This classification is based on the World Health Organization (WHO) classification of central nervous system (CNS) tumors. The WHO approach incorporates and interrelates morphology, cytogenetics, molecular genetics, and immunologic markers in an attempt to construct a cellular classification that is universally applicable and prognostically valid. Earlier attempts to develop a TNM-based classification were dropped: tumor size (T) is less relevant than tumor histology and location, nodal status (N) does not apply because the brain and spinal cord have no lymphatics, and metastatic spread (M) rarely applies because most patients with CNS neoplasms do not live long enough to develop metastatic disease.The WHO grading of CNS tumors establishes a malignancy scale based on histologic features of the tumor. The histologic
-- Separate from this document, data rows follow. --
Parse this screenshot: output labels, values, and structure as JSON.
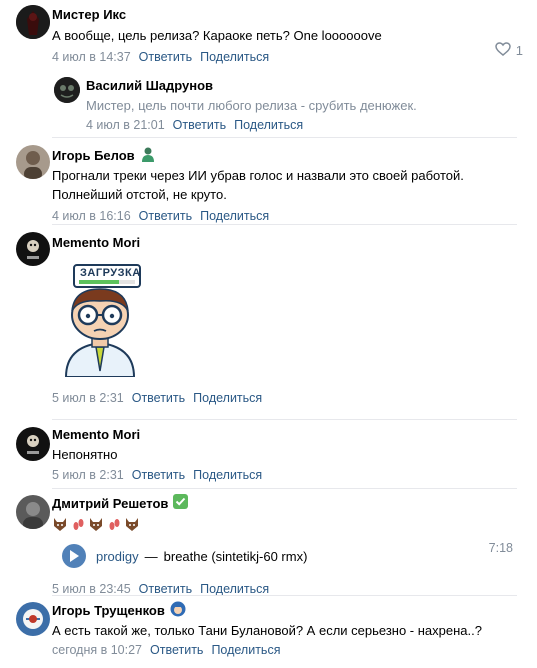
{
  "comments": [
    {
      "author": "Мистер Икс",
      "text": "А вообще, цель релиза? Караоке петь? One loooooove",
      "date": "4 июл в 14:37",
      "reply_label": "Ответить",
      "share_label": "Поделиться",
      "likes": "1",
      "avatar_color": "#1a1a1a"
    },
    {
      "author": "Василий Шадрунов",
      "text": "Мистер, цель почти любого релиза - срубить денюжек.",
      "date": "4 июл в 21:01",
      "reply_label": "Ответить",
      "share_label": "Поделиться",
      "avatar_color": "#2b2b2b"
    },
    {
      "author": "Игорь Белов",
      "text_line1": "Прогнали треки через ИИ убрав голос и назвали это своей работой.",
      "text_line2": "Полнейший отстой, не круто.",
      "date": "4 июл в 16:16",
      "reply_label": "Ответить",
      "share_label": "Поделиться",
      "avatar_color": "#8a7d70"
    },
    {
      "author": "Memento Mori",
      "date": "5 июл в 2:31",
      "reply_label": "Ответить",
      "share_label": "Поделиться",
      "sticker_label": "ЗАГРУЗКА",
      "avatar_color": "#111111"
    },
    {
      "author": "Memento Mori",
      "text": "Непонятно",
      "date": "5 июл в 2:31",
      "reply_label": "Ответить",
      "share_label": "Поделиться",
      "avatar_color": "#111111"
    },
    {
      "author": "Дмитрий Решетов",
      "audio_artist": "prodigy",
      "audio_title": "breathe (sintetikj-60 rmx)",
      "audio_duration": "7:18",
      "date": "5 июл в 23:45",
      "reply_label": "Ответить",
      "share_label": "Поделиться",
      "avatar_color": "#555555"
    },
    {
      "author": "Игорь Трущенков",
      "text": "А есть такой же, только Тани Булановой? А если серьезно - нахрена..?",
      "date": "сегодня в 10:27",
      "reply_label": "Ответить",
      "share_label": "Поделиться",
      "avatar_color": "#3c6ea8"
    }
  ],
  "colors": {
    "link": "#2a5885",
    "meta": "#818c99",
    "divider": "#e7e8ec",
    "play": "#5181b8"
  }
}
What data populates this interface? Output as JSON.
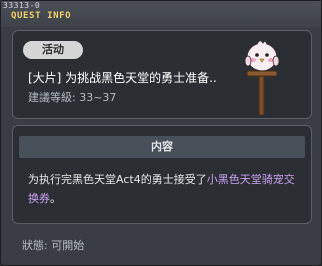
{
  "window": {
    "quest_id": "33313-0",
    "title": "QUEST INFO"
  },
  "quest": {
    "category": "活动",
    "name": "[大片] 为挑战黑色天堂的勇士准备..",
    "level_label": "建議等級: 33~37"
  },
  "content": {
    "header": "内容",
    "text_before": "为执行完黑色天堂Act4的勇士接受了",
    "text_highlight": "小黑色天堂骑宠交换券",
    "text_after": "。",
    "highlight_color": "#c9a0f0"
  },
  "status": {
    "label": "狀態: 可開始"
  },
  "icons": {
    "npc": "pink-chick-on-post-icon"
  }
}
Pituitary tumors represent from 10% to 25% of all intracranial neoplasms. Depending on the study cited, pituitary tumors can be classified into three groups according to their biological behavior:[1,2]Benign adenoma.Invasive adenoma.Carcinoma. Adenomas comprise the largest portion of pituitary neoplasms with an overall estimated prevalence of approximately 17%. Only a minority of adenomas are symptomatic. In addition, pituitary adenomas may be distinguished anatomically as intrapituitary, intrasellar, diffuse, and invasive. Invasive adenomas, which account for approximately 35% of all pituitary neoplasms, may invade the dura mater, cranial bone, or sphenoid sinus. Carcinomas account for 0.1% to 0.2% of all pituitary tumors.[6,7]Clinical PresentationThe most characteristic-presenting features of pituitary adenomas include inappropriate pituitary hormone secretion and visual field deficits.Rare signs and symptoms of pituitary disease include:Cranial nerve palsies.Temporal
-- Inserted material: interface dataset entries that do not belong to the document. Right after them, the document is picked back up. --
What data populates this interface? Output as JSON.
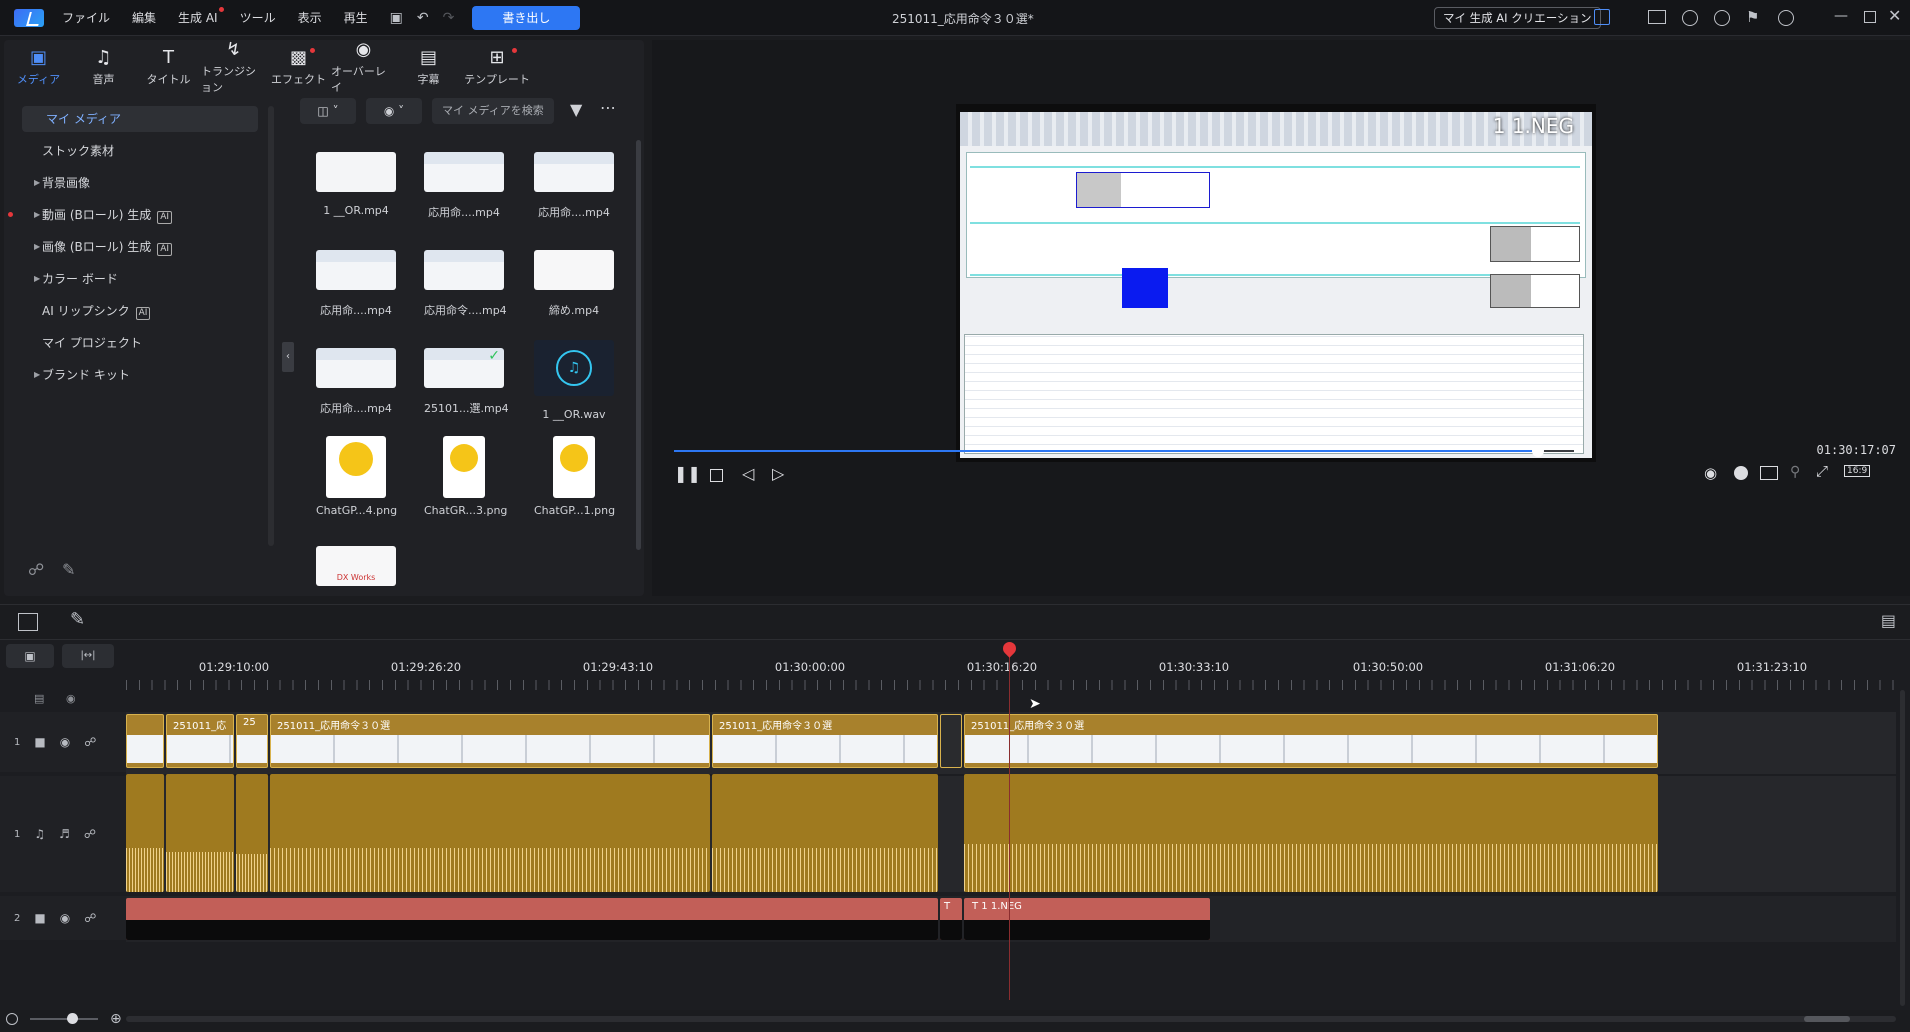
{
  "menu": [
    "ファイル",
    "編集",
    "生成 AI",
    "ツール",
    "表示",
    "再生"
  ],
  "export_label": "書き出し",
  "project_title": "251011_応用命令３０選*",
  "ai_creation_label": "マイ 生成 AI クリエーション",
  "tabs": [
    {
      "label": "メディア",
      "icon": "media-icon"
    },
    {
      "label": "音声",
      "icon": "music-icon"
    },
    {
      "label": "タイトル",
      "icon": "title-icon"
    },
    {
      "label": "トランジション",
      "icon": "transition-icon"
    },
    {
      "label": "エフェクト",
      "icon": "effect-icon"
    },
    {
      "label": "オーバーレイ",
      "icon": "overlay-icon"
    },
    {
      "label": "字幕",
      "icon": "subtitle-icon"
    },
    {
      "label": "テンプレート",
      "icon": "template-icon"
    }
  ],
  "tree": [
    {
      "label": "マイ メディア"
    },
    {
      "label": "ストック素材"
    },
    {
      "label": "背景画像"
    },
    {
      "label": "動画 (Bロール) 生成"
    },
    {
      "label": "画像 (Bロール) 生成"
    },
    {
      "label": "カラー ボード"
    },
    {
      "label": "AI リップシンク"
    },
    {
      "label": "マイ プロジェクト"
    },
    {
      "label": "ブランド キット"
    }
  ],
  "search_placeholder": "マイ メディアを検索",
  "media": [
    {
      "label": "1 __OR.mp4"
    },
    {
      "label": "応用命....mp4"
    },
    {
      "label": "応用命....mp4"
    },
    {
      "label": "応用命....mp4"
    },
    {
      "label": "応用命令....mp4"
    },
    {
      "label": "締め.mp4"
    },
    {
      "label": "応用命....mp4"
    },
    {
      "label": "25101...選.mp4"
    },
    {
      "label": "1 __OR.wav"
    },
    {
      "label": "ChatGP...4.png"
    },
    {
      "label": "ChatGR...3.png"
    },
    {
      "label": "ChatGP...1.png"
    },
    {
      "label": "DX Works"
    }
  ],
  "preview_overlay_text": "1 1.NEG",
  "timecode": "01:30:17:07",
  "playback_progress": 0.96,
  "aspect_label": "16:9",
  "ruler_labels": [
    "01:29:10:00",
    "01:29:26:20",
    "01:29:43:10",
    "01:30:00:00",
    "01:30:16:20",
    "01:30:33:10",
    "01:30:50:00",
    "01:31:06:20",
    "01:31:23:10"
  ],
  "tracks": [
    {
      "num": "1",
      "kind": "video"
    },
    {
      "num": "1",
      "kind": "audio"
    },
    {
      "num": "2",
      "kind": "video"
    }
  ],
  "video_clips": [
    {
      "label": ""
    },
    {
      "label": "251011_応"
    },
    {
      "label": "25"
    },
    {
      "label": "251011_応用命令３０選"
    },
    {
      "label": "251011_応用命令３０選"
    },
    {
      "label": ""
    },
    {
      "label": "251011_応用命令３０選"
    }
  ],
  "title_clips": [
    {
      "label": ""
    },
    {
      "label": "T"
    },
    {
      "label": "T  1 1.NEG"
    }
  ],
  "colors": {
    "accent": "#2d77f3",
    "video_clip": "#a8812c",
    "audio_clip": "#9f7a1f",
    "title_clip": "#c25f58",
    "playhead": "#e5373b"
  }
}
There are different types of treatment for patients with central nervous system atypical teratoid/rhabdoid tumor.Different types of treatment are available for patients with central nervous system atypical teratoid/rhabdoid tumor (AT/RT). Treatment for AT/RT is usually within a clinical trial. A treatment clinical trial is a research study meant to help improve current treatments or obtain information on new treatments for patients with cancer.Clinical trials are taking place in many parts of the country. Information about ongoing clinical trials is available from the NCI Web site. Choosing the most appropriate cancer treatment is a decision that ideally involves the patient, family, and health care team.Patients may want to think about taking part in a clinical trial.For some patients, taking part in a clinical trial may be the best treatment choice. Clinical trials are part of the cancer research process. Clinical trials are done to find out if new cancer treatments are safe and
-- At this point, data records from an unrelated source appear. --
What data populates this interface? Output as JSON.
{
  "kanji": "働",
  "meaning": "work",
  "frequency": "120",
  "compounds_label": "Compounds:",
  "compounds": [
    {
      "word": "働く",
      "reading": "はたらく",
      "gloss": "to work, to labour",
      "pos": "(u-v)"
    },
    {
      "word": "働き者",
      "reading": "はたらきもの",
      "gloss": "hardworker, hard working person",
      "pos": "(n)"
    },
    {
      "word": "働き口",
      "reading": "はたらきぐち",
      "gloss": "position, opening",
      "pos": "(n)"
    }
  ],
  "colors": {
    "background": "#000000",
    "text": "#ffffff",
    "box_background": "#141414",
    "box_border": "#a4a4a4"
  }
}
This information is produced and provided by the National Cancer Institute (NCI). The information in this topic may have changed since it was written. For the most current information, contact the National Cancer Institute via the Internet web site at http://cancer.gov or call 1-800-4-CANCER.Childhood Ependymoma Treatment
There are different types of treatment for patients with adult brain and spinal cord tumors. Different types of treatment are available for patients with adult brain and spinal cord tumors. Some treatments are standard (the currently used treatment), and some are being tested in clinical trials. A treatment clinical trial is a research study meant to help improve current treatments or obtain information on new treatments for patients with cancer. When clinical trials show that a new treatment is better than the standard treatment, the new treatment may become the standard treatment. Patients may want to think about taking part in a clinical trial. Some clinical trials are open only to patients who have not started treatment.Four types of standard treatment are used:Watchful waitingWatchful waiting is closely monitoring a patient's condition without giving any treatment until symptoms appear or change.Surgery Surgery may be used to diagnose and treat adult brain and spinal cord tumors.
Purpose of This SummaryThis PDQ cancer information summary for health professionals provides comprehensive, peer-reviewed, evidence-based information about the treatment of childhood brain and spinal cord tumors. It is intended as a resource to inform and assist clinicians who care for cancer patients. It does not provide formal guidelines or recommendations for making health care decisions.Reviewers and UpdatesThis summary is reviewed regularly and updated as necessary by the PDQ Pediatric Treatment Editorial Board, which is editorially independent of the National Cancer Institute (NCI). The summary reflects an independent review of the literature and does not represent a policy statement of NCI or the National Institutes of Health (NIH). Board members review recently published articles each month to determine whether an article should:be discussed at a meeting,be cited with text, orreplace or update an existing article that is already cited.Changes to the summaries are made through